Getting everything you think you might need in front of you is a good way of deciding what’s essential, what's only desirable and what's completely unnecessary. Sleeping bag? Absolutely essential. Inflatable pillow? Desirable, but could you make do with a jacket behind your head? Rechargeable camping lantern? Probably won’t be used if you're in bed by nightfall. Keeping a list of what you took last time and recording what you didn’t need and what you wished you’d taken is a good way to refine your packing list.
In cooler weather, you can also make sure you carry enough (but not too much!) warmth. What you wear in the day can keep you warm at night.
Pack lightweight gear
This doesn’t mean you have to replace everything in your gear cupboard with space age camping technology! Often, it’s just a case of smart material choices. Opting for an inflatable sleeping mat or a closed cell foam roll mat over a self-inflating mat will save you a good few grams. Titanium cookware combines the strength and durability of steel with the weight advantages of aluminium.
Choosing a sleeping bag can seem like a minefield. High fill power down sleeping bags (750FP and above) still provide the best warmth to weight ratio. But quality synthetic alternatives can be still be great lightweight options for performing in unpredictable weather.
How to stay safe when ultralight backpacking
Part of the fun of packing light is getting further. But don't skimp on safety when you're out backpacking. We tend to think of the top ten essential items when putting together our lightweight kit list.
- Navigation: map and compass
- Sun protection: sunglasses, hat and SPF
- First aid kit
- Fire: some form of stove, matches, lighter, or access to somewhere warm
- Shelter: tent or bivvy
- Extra food
- Extra water or access to drinking water
- Extra clothes: who knows what the British weather will do?!
And make sure you’re well fed and watered before a bivvy adventure. Keeping warm is about more than just your kit!
Freeze-dried food and dehydrated meal packets give you the best calorie to gram ratio, but only if you don't count the water and gas needed to make them edible! Camping by a clean water source saves you from carrying water with you to boil up for your meal pouch. If you’re starting from the roadside, leave some breakfast and a full water bottle in your car for the morning. Alternatively, you could plan in a café breakfast if you’re not sleeping anywhere too remote.
What do I need to go ultralight backpacking?
- Ultra 80 (490g) Ultralight PrimaLoft Sleeping Bag
- or the Pipedream 200 (545g) 750FP Goose Down Sleeping Bag
- Cloud Base (420g) Inflatable camping mat
- Hunka (360g) Waterproof bivvy bag
- Your "camping pyjamas". The best option is what you've already got packed. We like Merino base layers and leggings and a packable jacket like the Heiko.
- Kraku (45g) Thumb-sized titanium camping stove
- MytiMug 400 (84g) 400ml titanium cooking pot
- SnapWire Foon (18 g) Folding titanium spork
- Primus Power Gas 100g (198g) 3-season camping gas canister

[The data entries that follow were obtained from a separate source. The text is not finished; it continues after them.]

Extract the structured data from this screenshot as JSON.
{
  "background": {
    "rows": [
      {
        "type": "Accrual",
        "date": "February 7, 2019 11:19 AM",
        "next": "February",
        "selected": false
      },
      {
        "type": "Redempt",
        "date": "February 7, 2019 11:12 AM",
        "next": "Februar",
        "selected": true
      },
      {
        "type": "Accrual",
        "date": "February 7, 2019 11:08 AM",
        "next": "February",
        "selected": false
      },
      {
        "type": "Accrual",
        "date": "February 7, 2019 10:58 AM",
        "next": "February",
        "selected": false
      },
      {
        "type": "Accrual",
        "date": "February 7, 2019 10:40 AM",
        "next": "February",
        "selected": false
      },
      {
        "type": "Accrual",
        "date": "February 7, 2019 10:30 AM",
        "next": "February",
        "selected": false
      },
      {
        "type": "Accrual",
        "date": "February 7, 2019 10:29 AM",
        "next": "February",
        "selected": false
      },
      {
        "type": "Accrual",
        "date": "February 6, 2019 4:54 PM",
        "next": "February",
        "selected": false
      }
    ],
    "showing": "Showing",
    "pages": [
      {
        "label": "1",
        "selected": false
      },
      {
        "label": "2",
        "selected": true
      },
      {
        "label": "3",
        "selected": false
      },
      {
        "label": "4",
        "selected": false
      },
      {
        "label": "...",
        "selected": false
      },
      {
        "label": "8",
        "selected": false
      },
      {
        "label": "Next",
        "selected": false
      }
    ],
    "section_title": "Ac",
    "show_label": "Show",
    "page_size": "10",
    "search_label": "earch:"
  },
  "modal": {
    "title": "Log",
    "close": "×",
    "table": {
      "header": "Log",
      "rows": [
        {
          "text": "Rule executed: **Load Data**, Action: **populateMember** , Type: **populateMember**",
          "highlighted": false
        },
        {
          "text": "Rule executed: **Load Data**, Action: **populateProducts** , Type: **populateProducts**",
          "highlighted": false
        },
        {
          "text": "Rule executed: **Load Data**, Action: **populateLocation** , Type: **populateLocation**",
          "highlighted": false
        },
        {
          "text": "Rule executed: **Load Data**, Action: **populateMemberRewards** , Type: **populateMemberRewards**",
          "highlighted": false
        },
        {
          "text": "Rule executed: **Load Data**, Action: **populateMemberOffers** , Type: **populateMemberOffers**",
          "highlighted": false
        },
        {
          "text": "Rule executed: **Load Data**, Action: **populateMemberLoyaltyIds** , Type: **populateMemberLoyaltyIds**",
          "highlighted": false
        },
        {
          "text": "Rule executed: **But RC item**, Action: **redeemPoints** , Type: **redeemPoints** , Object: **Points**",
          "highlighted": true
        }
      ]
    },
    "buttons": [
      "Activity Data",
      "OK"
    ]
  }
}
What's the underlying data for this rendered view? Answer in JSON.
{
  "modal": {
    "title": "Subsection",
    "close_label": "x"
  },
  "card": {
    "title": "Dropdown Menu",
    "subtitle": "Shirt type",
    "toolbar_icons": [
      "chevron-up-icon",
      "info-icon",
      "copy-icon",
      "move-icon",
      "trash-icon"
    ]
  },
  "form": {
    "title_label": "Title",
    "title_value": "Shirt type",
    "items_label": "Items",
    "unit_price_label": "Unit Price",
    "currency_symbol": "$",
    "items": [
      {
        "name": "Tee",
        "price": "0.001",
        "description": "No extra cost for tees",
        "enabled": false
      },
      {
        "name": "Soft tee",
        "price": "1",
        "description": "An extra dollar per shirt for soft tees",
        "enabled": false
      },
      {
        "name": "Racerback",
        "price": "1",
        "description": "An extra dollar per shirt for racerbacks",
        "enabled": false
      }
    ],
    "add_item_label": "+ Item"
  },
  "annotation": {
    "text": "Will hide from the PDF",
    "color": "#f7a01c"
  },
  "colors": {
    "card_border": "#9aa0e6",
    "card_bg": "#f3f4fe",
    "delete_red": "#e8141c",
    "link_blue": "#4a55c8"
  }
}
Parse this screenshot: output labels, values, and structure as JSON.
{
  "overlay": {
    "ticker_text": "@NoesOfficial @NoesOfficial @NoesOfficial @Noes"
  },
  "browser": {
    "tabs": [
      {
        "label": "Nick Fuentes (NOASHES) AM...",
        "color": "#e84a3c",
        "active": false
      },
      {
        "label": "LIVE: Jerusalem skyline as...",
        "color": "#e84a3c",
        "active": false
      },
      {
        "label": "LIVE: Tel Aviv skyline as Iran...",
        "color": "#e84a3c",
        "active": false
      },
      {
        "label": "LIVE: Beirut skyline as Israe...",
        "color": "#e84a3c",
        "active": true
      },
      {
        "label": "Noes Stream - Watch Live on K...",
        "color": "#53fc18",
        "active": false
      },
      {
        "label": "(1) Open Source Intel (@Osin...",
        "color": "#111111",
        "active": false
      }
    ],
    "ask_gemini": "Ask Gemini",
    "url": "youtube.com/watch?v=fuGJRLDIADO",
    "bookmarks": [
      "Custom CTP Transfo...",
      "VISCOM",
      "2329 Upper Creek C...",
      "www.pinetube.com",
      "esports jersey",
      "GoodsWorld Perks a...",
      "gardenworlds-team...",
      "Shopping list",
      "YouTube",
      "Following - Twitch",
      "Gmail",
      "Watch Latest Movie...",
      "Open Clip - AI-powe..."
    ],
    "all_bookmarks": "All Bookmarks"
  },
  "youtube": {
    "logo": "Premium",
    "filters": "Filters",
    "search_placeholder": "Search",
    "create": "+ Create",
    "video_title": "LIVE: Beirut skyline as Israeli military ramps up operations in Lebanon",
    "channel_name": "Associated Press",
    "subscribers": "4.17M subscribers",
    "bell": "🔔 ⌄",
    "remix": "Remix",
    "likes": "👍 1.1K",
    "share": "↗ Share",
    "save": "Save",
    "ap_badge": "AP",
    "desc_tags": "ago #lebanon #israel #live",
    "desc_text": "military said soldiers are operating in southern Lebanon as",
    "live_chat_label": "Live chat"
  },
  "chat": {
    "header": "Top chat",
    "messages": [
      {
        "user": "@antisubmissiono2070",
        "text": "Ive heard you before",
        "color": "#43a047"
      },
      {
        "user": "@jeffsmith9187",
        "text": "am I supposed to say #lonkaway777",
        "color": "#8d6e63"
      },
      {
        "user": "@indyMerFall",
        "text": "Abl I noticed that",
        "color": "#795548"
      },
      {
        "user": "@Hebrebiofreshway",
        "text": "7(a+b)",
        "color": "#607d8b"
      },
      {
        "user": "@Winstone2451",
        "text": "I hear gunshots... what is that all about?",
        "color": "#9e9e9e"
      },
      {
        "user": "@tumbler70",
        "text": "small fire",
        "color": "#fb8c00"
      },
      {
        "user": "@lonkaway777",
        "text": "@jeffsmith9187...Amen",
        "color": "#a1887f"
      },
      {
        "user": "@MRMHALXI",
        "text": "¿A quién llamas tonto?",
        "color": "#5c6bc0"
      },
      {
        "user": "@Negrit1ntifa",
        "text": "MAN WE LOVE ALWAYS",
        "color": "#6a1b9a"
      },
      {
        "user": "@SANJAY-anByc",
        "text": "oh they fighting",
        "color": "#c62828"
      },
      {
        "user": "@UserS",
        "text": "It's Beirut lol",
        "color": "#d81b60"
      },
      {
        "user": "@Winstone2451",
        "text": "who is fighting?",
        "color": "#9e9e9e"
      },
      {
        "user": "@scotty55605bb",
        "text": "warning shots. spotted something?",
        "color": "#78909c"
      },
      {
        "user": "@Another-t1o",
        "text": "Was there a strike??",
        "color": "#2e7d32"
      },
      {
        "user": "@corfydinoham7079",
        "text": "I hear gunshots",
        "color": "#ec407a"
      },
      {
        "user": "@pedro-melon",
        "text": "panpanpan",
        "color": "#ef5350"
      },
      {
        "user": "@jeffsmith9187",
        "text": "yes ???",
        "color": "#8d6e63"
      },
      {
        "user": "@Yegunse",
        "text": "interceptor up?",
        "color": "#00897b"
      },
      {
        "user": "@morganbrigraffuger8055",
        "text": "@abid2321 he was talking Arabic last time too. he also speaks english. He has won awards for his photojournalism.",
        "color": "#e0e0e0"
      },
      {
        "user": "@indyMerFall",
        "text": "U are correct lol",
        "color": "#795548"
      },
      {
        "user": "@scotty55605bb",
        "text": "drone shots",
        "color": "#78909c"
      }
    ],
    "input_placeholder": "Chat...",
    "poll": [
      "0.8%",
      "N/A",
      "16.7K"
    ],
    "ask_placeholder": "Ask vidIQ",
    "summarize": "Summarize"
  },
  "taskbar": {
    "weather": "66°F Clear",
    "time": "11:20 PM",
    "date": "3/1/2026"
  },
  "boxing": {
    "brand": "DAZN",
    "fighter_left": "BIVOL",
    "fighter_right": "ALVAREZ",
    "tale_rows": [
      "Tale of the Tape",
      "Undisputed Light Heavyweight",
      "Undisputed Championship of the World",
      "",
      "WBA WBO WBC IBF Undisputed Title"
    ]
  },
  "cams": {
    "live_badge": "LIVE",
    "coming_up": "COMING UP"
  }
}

Food and Drink
- Firepot Meal Pouch (135g) Dehydrated meal pouch
- Outdoor Provisions Energy Bar (45g) All-natural energy bar
- Water Bottle 500ml (105g)* BPA-free water container
- Presta 25 (597g) Streamlined 25 litre day pack